Dataset rows for apps and sites
────

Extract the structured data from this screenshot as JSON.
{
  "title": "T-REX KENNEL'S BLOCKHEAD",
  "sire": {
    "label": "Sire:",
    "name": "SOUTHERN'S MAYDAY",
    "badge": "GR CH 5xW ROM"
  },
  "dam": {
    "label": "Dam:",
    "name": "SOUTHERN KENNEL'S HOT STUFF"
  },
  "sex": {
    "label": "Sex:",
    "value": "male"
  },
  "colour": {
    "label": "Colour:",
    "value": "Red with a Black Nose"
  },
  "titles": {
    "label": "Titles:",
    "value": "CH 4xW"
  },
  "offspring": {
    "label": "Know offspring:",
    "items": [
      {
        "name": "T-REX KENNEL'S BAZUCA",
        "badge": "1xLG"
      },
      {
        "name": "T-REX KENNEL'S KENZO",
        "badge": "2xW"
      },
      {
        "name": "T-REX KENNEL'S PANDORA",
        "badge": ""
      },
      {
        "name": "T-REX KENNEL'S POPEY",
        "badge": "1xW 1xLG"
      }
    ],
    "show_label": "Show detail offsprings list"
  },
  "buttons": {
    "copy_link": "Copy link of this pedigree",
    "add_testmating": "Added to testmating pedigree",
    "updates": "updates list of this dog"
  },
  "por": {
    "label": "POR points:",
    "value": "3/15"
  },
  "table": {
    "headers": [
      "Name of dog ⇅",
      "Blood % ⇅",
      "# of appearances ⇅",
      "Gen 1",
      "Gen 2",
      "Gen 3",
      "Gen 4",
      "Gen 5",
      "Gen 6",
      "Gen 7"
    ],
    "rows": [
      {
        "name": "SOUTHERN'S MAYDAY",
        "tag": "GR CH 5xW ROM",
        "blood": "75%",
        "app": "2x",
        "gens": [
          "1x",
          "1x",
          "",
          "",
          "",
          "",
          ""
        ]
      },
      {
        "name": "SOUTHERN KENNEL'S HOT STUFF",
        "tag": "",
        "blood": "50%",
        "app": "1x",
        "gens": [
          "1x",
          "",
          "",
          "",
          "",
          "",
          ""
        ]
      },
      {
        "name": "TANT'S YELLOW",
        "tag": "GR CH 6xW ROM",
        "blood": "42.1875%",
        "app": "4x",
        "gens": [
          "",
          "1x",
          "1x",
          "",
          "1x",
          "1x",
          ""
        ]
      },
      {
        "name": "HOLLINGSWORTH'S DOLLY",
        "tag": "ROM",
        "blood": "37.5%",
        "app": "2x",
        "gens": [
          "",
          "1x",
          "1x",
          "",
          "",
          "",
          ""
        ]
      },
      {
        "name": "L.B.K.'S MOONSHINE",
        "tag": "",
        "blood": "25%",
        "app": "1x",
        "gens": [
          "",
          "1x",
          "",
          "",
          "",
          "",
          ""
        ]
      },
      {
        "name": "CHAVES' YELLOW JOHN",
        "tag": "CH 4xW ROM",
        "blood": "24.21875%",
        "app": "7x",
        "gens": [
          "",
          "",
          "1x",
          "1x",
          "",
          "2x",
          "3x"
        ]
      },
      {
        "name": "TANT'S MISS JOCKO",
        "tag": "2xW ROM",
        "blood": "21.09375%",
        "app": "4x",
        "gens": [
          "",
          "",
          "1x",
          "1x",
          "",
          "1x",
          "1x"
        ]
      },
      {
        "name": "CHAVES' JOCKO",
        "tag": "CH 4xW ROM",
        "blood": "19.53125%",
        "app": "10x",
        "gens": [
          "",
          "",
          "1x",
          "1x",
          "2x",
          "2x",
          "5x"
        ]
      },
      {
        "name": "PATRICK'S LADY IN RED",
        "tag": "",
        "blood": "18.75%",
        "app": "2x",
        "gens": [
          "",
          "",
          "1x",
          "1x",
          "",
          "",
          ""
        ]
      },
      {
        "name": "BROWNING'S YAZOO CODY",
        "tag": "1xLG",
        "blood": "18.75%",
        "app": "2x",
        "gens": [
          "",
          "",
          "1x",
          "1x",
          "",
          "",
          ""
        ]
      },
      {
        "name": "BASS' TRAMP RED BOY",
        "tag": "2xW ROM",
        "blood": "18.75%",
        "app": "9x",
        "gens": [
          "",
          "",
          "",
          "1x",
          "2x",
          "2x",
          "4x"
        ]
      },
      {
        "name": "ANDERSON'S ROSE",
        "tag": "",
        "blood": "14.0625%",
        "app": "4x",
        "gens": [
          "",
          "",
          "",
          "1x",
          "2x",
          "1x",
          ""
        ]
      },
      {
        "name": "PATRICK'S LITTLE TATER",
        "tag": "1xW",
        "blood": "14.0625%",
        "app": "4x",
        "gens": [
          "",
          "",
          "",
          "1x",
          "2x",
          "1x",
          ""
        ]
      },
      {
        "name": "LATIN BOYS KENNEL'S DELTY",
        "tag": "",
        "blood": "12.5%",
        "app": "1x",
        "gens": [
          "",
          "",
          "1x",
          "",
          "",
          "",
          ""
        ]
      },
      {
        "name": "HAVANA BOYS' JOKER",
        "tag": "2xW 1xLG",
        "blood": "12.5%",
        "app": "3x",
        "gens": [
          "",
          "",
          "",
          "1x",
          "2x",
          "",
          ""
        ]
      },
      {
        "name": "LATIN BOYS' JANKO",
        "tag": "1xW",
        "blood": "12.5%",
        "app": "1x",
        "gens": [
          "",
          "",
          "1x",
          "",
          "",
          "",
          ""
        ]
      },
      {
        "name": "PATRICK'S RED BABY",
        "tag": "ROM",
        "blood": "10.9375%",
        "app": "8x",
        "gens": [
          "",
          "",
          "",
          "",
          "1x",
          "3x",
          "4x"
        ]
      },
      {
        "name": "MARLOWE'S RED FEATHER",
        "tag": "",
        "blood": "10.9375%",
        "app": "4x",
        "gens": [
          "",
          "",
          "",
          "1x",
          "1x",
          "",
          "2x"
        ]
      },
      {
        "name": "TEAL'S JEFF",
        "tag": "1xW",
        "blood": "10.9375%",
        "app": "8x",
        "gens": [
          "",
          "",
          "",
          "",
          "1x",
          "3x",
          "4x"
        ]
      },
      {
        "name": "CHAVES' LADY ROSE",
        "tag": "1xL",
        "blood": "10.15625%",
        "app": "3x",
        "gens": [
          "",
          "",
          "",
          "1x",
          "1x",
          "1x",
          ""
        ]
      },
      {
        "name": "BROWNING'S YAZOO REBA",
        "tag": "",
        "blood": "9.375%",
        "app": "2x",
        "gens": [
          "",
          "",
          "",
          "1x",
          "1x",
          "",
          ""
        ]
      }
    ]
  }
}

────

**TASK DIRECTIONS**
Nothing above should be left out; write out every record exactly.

**RESPONSE AREA**
Extract the structured data from this screenshot as JSON.
{
  "title": "T-REX KENNEL'S BLOCKHEAD",
  "sire": {
    "label": "Sire:",
    "name": "SOUTHERN'S MAYDAY",
    "badge": "GR CH 5xW ROM"
  },
  "dam": {
    "label": "Dam:",
    "name": "SOUTHERN KENNEL'S HOT STUFF"
  },
  "sex": {
    "label": "Sex:",
    "value": "male"
  },
  "colour": {
    "label": "Colour:",
    "value": "Red with a Black Nose"
  },
  "titles": {
    "label": "Titles:",
    "value": "CH 4xW"
  },
  "offspring": {
    "label": "Know offspring:",
    "items": [
      {
        "name": "T-REX KENNEL'S BAZUCA",
        "badge": "1xLG"
      },
      {
        "name": "T-REX KENNEL'S KENZO",
        "badge": "2xW"
      },
      {
        "name": "T-REX KENNEL'S PANDORA",
        "badge": ""
      },
      {
        "name": "T-REX KENNEL'S POPEY",
        "badge": "1xW 1xLG"
      }
    ],
    "show_label": "Show detail offsprings list"
  },
  "buttons": {
    "copy_link": "Copy link of this pedigree",
    "add_testmating": "Added to testmating pedigree",
    "updates": "updates list of this dog"
  },
  "por": {
    "label": "POR points:",
    "value": "3/15"
  },
  "table": {
    "headers": [
      "Name of dog ⇅",
      "Blood % ⇅",
      "# of appearances ⇅",
      "Gen 1",
      "Gen 2",
      "Gen 3",
      "Gen 4",
      "Gen 5",
      "Gen 6",
      "Gen 7"
    ],
    "rows": [
      {
        "name": "SOUTHERN'S MAYDAY",
        "tag": "GR CH 5xW ROM",
        "blood": "75%",
        "app": "2x",
        "gens": [
          "1x",
          "1x",
          "",
          "",
          "",
          "",
          ""
        ]
      },
      {
        "name": "SOUTHERN KENNEL'S HOT STUFF",
        "tag": "",
        "blood": "50%",
        "app": "1x",
        "gens": [
          "1x",
          "",
          "",
          "",
          "",
          "",
          ""
        ]
      },
      {
        "name": "TANT'S YELLOW",
        "tag": "GR CH 6xW ROM",
        "blood": "42.1875%",
        "app": "4x",
        "gens": [
          "",
          "1x",
          "1x",
          "",
          "1x",
          "1x",
          ""
        ]
      },
      {
        "name": "HOLLINGSWORTH'S DOLLY",
        "tag": "ROM",
        "blood": "37.5%",
        "app": "2x",
        "gens": [
          "",
          "1x",
          "1x",
          "",
          "",
          "",
          ""
        ]
      },
      {
        "name": "L.B.K.'S MOONSHINE",
        "tag": "",
        "blood": "25%",
        "app": "1x",
        "gens": [
          "",
          "1x",
          "",
          "",
          "",
          "",
          ""
        ]
      },
      {
        "name": "CHAVES' YELLOW JOHN",
        "tag": "CH 4xW ROM",
        "blood": "24.21875%",
        "app": "7x",
        "gens": [
          "",
          "",
          "1x",
          "1x",
          "",
          "2x",
          "3x"
        ]
      },
      {
        "name": "TANT'S MISS JOCKO",
        "tag": "2xW ROM",
        "blood": "21.09375%",
        "app": "4x",
        "gens": [
          "",
          "",
          "1x",
          "1x",
          "",
          "1x",
          "1x"
        ]
      },
      {
        "name": "CHAVES' JOCKO",
        "tag": "CH 4xW ROM",
        "blood": "19.53125%",
        "app": "10x",
        "gens": [
          "",
          "",
          "1x",
          "1x",
          "2x",
          "2x",
          "5x"
        ]
      },
      {
        "name": "PATRICK'S LADY IN RED",
        "tag": "",
        "blood": "18.75%",
        "app": "2x",
        "gens": [
          "",
          "",
          "1x",
          "1x",
          "",
          "",
          ""
        ]
      },
      {
        "name": "BROWNING'S YAZOO CODY",
        "tag": "1xLG",
        "blood": "18.75%",
        "app": "2x",
        "gens": [
          "",
          "",
          "1x",
          "1x",
          "",
          "",
          ""
        ]
      },
      {
        "name": "BASS' TRAMP RED BOY",
        "tag": "2xW ROM",
        "blood": "18.75%",
        "app": "9x",
        "gens": [
          "",
          "",
          "",
          "1x",
          "2x",
          "2x",
          "4x"
        ]
      },
      {
        "name": "ANDERSON'S ROSE",
        "tag": "",
        "blood": "14.0625%",
        "app": "4x",
        "gens": [
          "",
          "",
          "",
          "1x",
          "2x",
          "1x",
          ""
        ]
      },
      {
        "name": "PATRICK'S LITTLE TATER",
        "tag": "1xW",
        "blood": "14.0625%",
        "app": "4x",
        "gens": [
          "",
          "",
          "",
          "1x",
          "2x",
          "1x",
          ""
        ]
      },
      {
        "name": "LATIN BOYS KENNEL'S DELTY",
        "tag": "",
        "blood": "12.5%",
        "app": "1x",
        "gens": [
          "",
          "",
          "1x",
          "",
          "",
          "",
          ""
        ]
      },
      {
        "name": "HAVANA BOYS' JOKER",
        "tag": "2xW 1xLG",
        "blood": "12.5%",
        "app": "3x",
        "gens": [
          "",
          "",
          "",
          "1x",
          "2x",
          "",
          ""
        ]
      },
      {
        "name": "LATIN BOYS' JANKO",
        "tag": "1xW",
        "blood": "12.5%",
        "app": "1x",
        "gens": [
          "",
          "",
          "1x",
          "",
          "",
          "",
          ""
        ]
      },
      {
        "name": "PATRICK'S RED BABY",
        "tag": "ROM",
        "blood": "10.9375%",
        "app": "8x",
        "gens": [
          "",
          "",
          "",
          "",
          "1x",
          "3x",
          "4x"
        ]
      },
      {
        "name": "MARLOWE'S RED FEATHER",
        "tag": "",
        "blood": "10.9375%",
        "app": "4x",
        "gens": [
          "",
          "",
          "",
          "1x",
          "1x",
          "",
          "2x"
        ]
      },
      {
        "name": "TEAL'S JEFF",
        "tag": "1xW",
        "blood": "10.9375%",
        "app": "8x",
        "gens": [
          "",
          "",
          "",
          "",
          "1x",
          "3x",
          "4x"
        ]
      },
      {
        "name": "CHAVES' LADY ROSE",
        "tag": "1xL",
        "blood": "10.15625%",
        "app": "3x",
        "gens": [
          "",
          "",
          "",
          "1x",
          "1x",
          "1x",
          ""
        ]
      },
      {
        "name": "BROWNING'S YAZOO REBA",
        "tag": "",
        "blood": "9.375%",
        "app": "2x",
        "gens": [
          "",
          "",
          "",
          "1x",
          "1x",
          "",
          ""
        ]
      }
    ]
  }
}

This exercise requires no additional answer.